◆ **Extracted records**
------------------------

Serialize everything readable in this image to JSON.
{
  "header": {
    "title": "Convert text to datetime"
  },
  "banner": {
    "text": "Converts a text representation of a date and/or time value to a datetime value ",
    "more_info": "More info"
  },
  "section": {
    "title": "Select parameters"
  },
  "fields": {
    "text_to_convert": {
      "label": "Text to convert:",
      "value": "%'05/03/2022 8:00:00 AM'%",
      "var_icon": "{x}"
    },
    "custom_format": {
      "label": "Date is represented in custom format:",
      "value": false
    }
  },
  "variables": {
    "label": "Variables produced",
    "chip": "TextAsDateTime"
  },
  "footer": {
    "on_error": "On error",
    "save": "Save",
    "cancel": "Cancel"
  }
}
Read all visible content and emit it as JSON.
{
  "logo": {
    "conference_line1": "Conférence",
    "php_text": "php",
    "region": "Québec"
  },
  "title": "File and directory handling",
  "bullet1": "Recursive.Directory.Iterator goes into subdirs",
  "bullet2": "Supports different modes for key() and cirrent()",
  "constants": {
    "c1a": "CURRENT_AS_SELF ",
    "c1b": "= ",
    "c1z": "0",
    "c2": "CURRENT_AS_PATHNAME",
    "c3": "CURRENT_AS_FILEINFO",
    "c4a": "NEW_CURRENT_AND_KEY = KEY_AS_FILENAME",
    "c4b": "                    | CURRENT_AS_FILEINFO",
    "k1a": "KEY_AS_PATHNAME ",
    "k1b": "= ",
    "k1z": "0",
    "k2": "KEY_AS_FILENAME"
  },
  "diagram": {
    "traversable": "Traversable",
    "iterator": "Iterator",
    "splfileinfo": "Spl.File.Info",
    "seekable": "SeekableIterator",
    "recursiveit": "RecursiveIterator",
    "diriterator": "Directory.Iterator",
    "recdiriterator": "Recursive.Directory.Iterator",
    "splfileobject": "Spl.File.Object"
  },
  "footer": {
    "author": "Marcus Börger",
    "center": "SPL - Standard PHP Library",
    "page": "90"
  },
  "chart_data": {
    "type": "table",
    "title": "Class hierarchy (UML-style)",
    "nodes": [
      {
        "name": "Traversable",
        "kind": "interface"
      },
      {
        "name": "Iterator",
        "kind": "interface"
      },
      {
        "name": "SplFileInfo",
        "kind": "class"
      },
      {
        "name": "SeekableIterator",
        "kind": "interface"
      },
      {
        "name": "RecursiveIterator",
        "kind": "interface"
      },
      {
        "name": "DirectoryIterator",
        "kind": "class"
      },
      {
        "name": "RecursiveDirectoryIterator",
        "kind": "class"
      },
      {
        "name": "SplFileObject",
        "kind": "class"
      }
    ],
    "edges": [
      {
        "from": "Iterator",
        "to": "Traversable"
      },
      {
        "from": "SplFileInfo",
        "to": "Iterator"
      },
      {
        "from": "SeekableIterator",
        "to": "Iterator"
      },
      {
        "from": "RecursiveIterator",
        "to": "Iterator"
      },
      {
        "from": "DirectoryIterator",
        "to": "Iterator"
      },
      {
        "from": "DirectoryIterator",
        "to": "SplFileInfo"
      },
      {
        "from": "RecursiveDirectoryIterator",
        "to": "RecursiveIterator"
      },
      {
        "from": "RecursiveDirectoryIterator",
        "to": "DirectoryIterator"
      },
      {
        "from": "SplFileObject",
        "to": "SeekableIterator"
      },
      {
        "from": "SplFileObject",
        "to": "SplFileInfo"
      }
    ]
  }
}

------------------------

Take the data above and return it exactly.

Serialize everything readable in this image to JSON.
{
  "header": {
    "title": "Convert text to datetime"
  },
  "banner": {
    "text": "Converts a text representation of a date and/or time value to a datetime value ",
    "more_info": "More info"
  },
  "section": {
    "title": "Select parameters"
  },
  "fields": {
    "text_to_convert": {
      "label": "Text to convert:",
      "value": "%'05/03/2022 8:00:00 AM'%",
      "var_icon": "{x}"
    },
    "custom_format": {
      "label": "Date is represented in custom format:",
      "value": false
    }
  },
  "variables": {
    "label": "Variables produced",
    "chip": "TextAsDateTime"
  },
  "footer": {
    "on_error": "On error",
    "save": "Save",
    "cancel": "Cancel"
  }
}
Read all visible content and emit it as JSON.
{
  "logo": {
    "conference_line1": "Conférence",
    "php_text": "php",
    "region": "Québec"
  },
  "title": "File and directory handling",
  "bullet1": "Recursive.Directory.Iterator goes into subdirs",
  "bullet2": "Supports different modes for key() and cirrent()",
  "constants": {
    "c1a": "CURRENT_AS_SELF ",
    "c1b": "= ",
    "c1z": "0",
    "c2": "CURRENT_AS_PATHNAME",
    "c3": "CURRENT_AS_FILEINFO",
    "c4a": "NEW_CURRENT_AND_KEY = KEY_AS_FILENAME",
    "c4b": "                    | CURRENT_AS_FILEINFO",
    "k1a": "KEY_AS_PATHNAME ",
    "k1b": "= ",
    "k1z": "0",
    "k2": "KEY_AS_FILENAME"
  },
  "diagram": {
    "traversable": "Traversable",
    "iterator": "Iterator",
    "splfileinfo": "Spl.File.Info",
    "seekable": "SeekableIterator",
    "recursiveit": "RecursiveIterator",
    "diriterator": "Directory.Iterator",
    "recdiriterator": "Recursive.Directory.Iterator",
    "splfileobject": "Spl.File.Object"
  },
  "footer": {
    "author": "Marcus Börger",
    "center": "SPL - Standard PHP Library",
    "page": "90"
  },
  "chart_data": {
    "type": "table",
    "title": "Class hierarchy (UML-style)",
    "nodes": [
      {
        "name": "Traversable",
        "kind": "interface"
      },
      {
        "name": "Iterator",
        "kind": "interface"
      },
      {
        "name": "SplFileInfo",
        "kind": "class"
      },
      {
        "name": "SeekableIterator",
        "kind": "interface"
      },
      {
        "name": "RecursiveIterator",
        "kind": "interface"
      },
      {
        "name": "DirectoryIterator",
        "kind": "class"
      },
      {
        "name": "RecursiveDirectoryIterator",
        "kind": "class"
      },
      {
        "name": "SplFileObject",
        "kind": "class"
      }
    ],
    "edges": [
      {
        "from": "Iterator",
        "to": "Traversable"
      },
      {
        "from": "SplFileInfo",
        "to": "Iterator"
      },
      {
        "from": "SeekableIterator",
        "to": "Iterator"
      },
      {
        "from": "RecursiveIterator",
        "to": "Iterator"
      },
      {
        "from": "DirectoryIterator",
        "to": "Iterator"
      },
      {
        "from": "DirectoryIterator",
        "to": "SplFileInfo"
      },
      {
        "from": "RecursiveDirectoryIterator",
        "to": "RecursiveIterator"
      },
      {
        "from": "RecursiveDirectoryIterator",
        "to": "DirectoryIterator"
      },
      {
        "from": "SplFileObject",
        "to": "SeekableIterator"
      },
      {
        "from": "SplFileObject",
        "to": "SplFileInfo"
      }
    ]
  }
}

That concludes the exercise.